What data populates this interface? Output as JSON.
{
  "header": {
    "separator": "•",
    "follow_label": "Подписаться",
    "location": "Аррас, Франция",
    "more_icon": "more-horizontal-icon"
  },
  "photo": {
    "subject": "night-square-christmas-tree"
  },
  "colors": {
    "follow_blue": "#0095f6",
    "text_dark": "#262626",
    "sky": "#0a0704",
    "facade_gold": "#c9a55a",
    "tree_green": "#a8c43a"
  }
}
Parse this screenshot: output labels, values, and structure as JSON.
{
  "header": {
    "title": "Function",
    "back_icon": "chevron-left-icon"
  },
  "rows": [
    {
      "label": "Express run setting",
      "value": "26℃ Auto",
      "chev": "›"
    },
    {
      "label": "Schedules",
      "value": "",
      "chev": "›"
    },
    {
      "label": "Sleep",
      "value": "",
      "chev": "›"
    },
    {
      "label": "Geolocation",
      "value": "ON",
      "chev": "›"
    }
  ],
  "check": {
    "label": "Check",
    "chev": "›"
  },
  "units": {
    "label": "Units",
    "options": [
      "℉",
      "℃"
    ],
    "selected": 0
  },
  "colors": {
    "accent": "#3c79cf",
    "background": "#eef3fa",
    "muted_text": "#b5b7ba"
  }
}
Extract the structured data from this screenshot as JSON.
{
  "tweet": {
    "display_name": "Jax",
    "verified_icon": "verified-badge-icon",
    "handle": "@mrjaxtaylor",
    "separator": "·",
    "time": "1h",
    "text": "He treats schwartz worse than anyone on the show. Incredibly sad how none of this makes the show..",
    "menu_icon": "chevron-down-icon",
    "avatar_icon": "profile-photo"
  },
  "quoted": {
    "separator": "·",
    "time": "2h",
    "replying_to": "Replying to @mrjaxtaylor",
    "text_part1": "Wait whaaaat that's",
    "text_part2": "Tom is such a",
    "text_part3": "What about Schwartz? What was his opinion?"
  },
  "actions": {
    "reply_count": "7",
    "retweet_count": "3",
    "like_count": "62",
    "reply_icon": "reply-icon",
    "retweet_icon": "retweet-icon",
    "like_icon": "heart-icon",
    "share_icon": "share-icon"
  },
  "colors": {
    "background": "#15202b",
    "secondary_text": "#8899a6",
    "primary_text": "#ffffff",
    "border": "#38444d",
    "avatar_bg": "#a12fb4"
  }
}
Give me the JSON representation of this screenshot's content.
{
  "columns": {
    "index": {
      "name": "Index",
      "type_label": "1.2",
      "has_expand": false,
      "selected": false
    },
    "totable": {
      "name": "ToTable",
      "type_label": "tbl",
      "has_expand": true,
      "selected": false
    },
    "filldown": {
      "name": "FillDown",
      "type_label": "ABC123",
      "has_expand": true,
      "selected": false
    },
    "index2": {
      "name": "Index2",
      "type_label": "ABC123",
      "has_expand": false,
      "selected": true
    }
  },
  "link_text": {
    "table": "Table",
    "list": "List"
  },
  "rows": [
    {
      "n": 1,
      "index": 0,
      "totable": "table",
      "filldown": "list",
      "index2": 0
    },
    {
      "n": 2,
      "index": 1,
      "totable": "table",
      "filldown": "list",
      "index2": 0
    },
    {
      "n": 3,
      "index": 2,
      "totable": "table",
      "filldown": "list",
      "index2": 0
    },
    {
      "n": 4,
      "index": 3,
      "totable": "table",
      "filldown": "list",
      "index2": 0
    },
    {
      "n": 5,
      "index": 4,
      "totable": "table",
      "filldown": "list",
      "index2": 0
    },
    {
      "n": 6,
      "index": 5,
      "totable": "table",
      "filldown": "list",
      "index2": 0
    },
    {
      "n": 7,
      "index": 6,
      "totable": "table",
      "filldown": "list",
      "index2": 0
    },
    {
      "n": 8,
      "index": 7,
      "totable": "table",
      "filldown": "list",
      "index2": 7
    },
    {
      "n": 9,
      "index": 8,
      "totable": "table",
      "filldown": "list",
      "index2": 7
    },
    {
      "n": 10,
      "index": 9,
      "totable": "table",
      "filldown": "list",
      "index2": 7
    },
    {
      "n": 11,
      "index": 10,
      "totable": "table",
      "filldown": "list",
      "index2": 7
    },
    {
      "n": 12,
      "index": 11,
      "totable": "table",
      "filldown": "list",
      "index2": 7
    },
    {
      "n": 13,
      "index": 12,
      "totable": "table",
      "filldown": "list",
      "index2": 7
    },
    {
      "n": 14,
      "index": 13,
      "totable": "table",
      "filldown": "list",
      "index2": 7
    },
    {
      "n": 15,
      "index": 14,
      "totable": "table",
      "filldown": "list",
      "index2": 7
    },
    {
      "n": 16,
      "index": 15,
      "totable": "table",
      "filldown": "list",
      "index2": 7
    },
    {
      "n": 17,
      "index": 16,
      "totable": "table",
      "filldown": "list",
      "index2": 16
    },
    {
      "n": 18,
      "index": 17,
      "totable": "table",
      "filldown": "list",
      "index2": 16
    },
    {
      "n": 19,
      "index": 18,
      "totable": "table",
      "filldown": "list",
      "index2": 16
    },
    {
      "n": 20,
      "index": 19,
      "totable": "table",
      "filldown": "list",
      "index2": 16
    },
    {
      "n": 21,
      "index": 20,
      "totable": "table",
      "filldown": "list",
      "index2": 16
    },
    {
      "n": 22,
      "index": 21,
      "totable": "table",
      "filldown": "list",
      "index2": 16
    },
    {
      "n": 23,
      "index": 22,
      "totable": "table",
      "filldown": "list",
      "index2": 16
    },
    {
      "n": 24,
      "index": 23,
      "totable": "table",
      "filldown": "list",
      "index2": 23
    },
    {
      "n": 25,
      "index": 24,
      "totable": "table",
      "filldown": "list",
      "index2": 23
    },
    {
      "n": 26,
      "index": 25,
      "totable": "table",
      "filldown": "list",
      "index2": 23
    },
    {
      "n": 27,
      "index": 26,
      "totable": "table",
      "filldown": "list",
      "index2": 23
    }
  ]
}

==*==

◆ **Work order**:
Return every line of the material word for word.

◆ **Response area**:
What data populates this interface? Output as JSON.
{
  "header": {
    "separator": "•",
    "follow_label": "Подписаться",
    "location": "Аррас, Франция",
    "more_icon": "more-horizontal-icon"
  },
  "photo": {
    "subject": "night-square-christmas-tree"
  },
  "colors": {
    "follow_blue": "#0095f6",
    "text_dark": "#262626",
    "sky": "#0a0704",
    "facade_gold": "#c9a55a",
    "tree_green": "#a8c43a"
  }
}
Parse this screenshot: output labels, values, and structure as JSON.
{
  "header": {
    "title": "Function",
    "back_icon": "chevron-left-icon"
  },
  "rows": [
    {
      "label": "Express run setting",
      "value": "26℃ Auto",
      "chev": "›"
    },
    {
      "label": "Schedules",
      "value": "",
      "chev": "›"
    },
    {
      "label": "Sleep",
      "value": "",
      "chev": "›"
    },
    {
      "label": "Geolocation",
      "value": "ON",
      "chev": "›"
    }
  ],
  "check": {
    "label": "Check",
    "chev": "›"
  },
  "units": {
    "label": "Units",
    "options": [
      "℉",
      "℃"
    ],
    "selected": 0
  },
  "colors": {
    "accent": "#3c79cf",
    "background": "#eef3fa",
    "muted_text": "#b5b7ba"
  }
}
Extract the structured data from this screenshot as JSON.
{
  "tweet": {
    "display_name": "Jax",
    "verified_icon": "verified-badge-icon",
    "handle": "@mrjaxtaylor",
    "separator": "·",
    "time": "1h",
    "text": "He treats schwartz worse than anyone on the show. Incredibly sad how none of this makes the show..",
    "menu_icon": "chevron-down-icon",
    "avatar_icon": "profile-photo"
  },
  "quoted": {
    "separator": "·",
    "time": "2h",
    "replying_to": "Replying to @mrjaxtaylor",
    "text_part1": "Wait whaaaat that's",
    "text_part2": "Tom is such a",
    "text_part3": "What about Schwartz? What was his opinion?"
  },
  "actions": {
    "reply_count": "7",
    "retweet_count": "3",
    "like_count": "62",
    "reply_icon": "reply-icon",
    "retweet_icon": "retweet-icon",
    "like_icon": "heart-icon",
    "share_icon": "share-icon"
  },
  "colors": {
    "background": "#15202b",
    "secondary_text": "#8899a6",
    "primary_text": "#ffffff",
    "border": "#38444d",
    "avatar_bg": "#a12fb4"
  }
}
Give me the JSON representation of this screenshot's content.
{
  "columns": {
    "index": {
      "name": "Index",
      "type_label": "1.2",
      "has_expand": false,
      "selected": false
    },
    "totable": {
      "name": "ToTable",
      "type_label": "tbl",
      "has_expand": true,
      "selected": false
    },
    "filldown": {
      "name": "FillDown",
      "type_label": "ABC123",
      "has_expand": true,
      "selected": false
    },
    "index2": {
      "name": "Index2",
      "type_label": "ABC123",
      "has_expand": false,
      "selected": true
    }
  },
  "link_text": {
    "table": "Table",
    "list": "List"
  },
  "rows": [
    {
      "n": 1,
      "index": 0,
      "totable": "table",
      "filldown": "list",
      "index2": 0
    },
    {
      "n": 2,
      "index": 1,
      "totable": "table",
      "filldown": "list",
      "index2": 0
    },
    {
      "n": 3,
      "index": 2,
      "totable": "table",
      "filldown": "list",
      "index2": 0
    },
    {
      "n": 4,
      "index": 3,
      "totable": "table",
      "filldown": "list",
      "index2": 0
    },
    {
      "n": 5,
      "index": 4,
      "totable": "table",
      "filldown": "list",
      "index2": 0
    },
    {
      "n": 6,
      "index": 5,
      "totable": "table",
      "filldown": "list",
      "index2": 0
    },
    {
      "n": 7,
      "index": 6,
      "totable": "table",
      "filldown": "list",
      "index2": 0
    },
    {
      "n": 8,
      "index": 7,
      "totable": "table",
      "filldown": "list",
      "index2": 7
    },
    {
      "n": 9,
      "index": 8,
      "totable": "table",
      "filldown": "list",
      "index2": 7
    },
    {
      "n": 10,
      "index": 9,
      "totable": "table",
      "filldown": "list",
      "index2": 7
    },
    {
      "n": 11,
      "index": 10,
      "totable": "table",
      "filldown": "list",
      "index2": 7
    },
    {
      "n": 12,
      "index": 11,
      "totable": "table",
      "filldown": "list",
      "index2": 7
    },
    {
      "n": 13,
      "index": 12,
      "totable": "table",
      "filldown": "list",
      "index2": 7
    },
    {
      "n": 14,
      "index": 13,
      "totable": "table",
      "filldown": "list",
      "index2": 7
    },
    {
      "n": 15,
      "index": 14,
      "totable": "table",
      "filldown": "list",
      "index2": 7
    },
    {
      "n": 16,
      "index": 15,
      "totable": "table",
      "filldown": "list",
      "index2": 7
    },
    {
      "n": 17,
      "index": 16,
      "totable": "table",
      "filldown": "list",
      "index2": 16
    },
    {
      "n": 18,
      "index": 17,
      "totable": "table",
      "filldown": "list",
      "index2": 16
    },
    {
      "n": 19,
      "index": 18,
      "totable": "table",
      "filldown": "list",
      "index2": 16
    },
    {
      "n": 20,
      "index": 19,
      "totable": "table",
      "filldown": "list",
      "index2": 16
    },
    {
      "n": 21,
      "index": 20,
      "totable": "table",
      "filldown": "list",
      "index2": 16
    },
    {
      "n": 22,
      "index": 21,
      "totable": "table",
      "filldown": "list",
      "index2": 16
    },
    {
      "n": 23,
      "index": 22,
      "totable": "table",
      "filldown": "list",
      "index2": 16
    },
    {
      "n": 24,
      "index": 23,
      "totable": "table",
      "filldown": "list",
      "index2": 23
    },
    {
      "n": 25,
      "index": 24,
      "totable": "table",
      "filldown": "list",
      "index2": 23
    },
    {
      "n": 26,
      "index": 25,
      "totable": "table",
      "filldown": "list",
      "index2": 23
    },
    {
      "n": 27,
      "index": 26,
      "totable": "table",
      "filldown": "list",
      "index2": 23
    }
  ]
}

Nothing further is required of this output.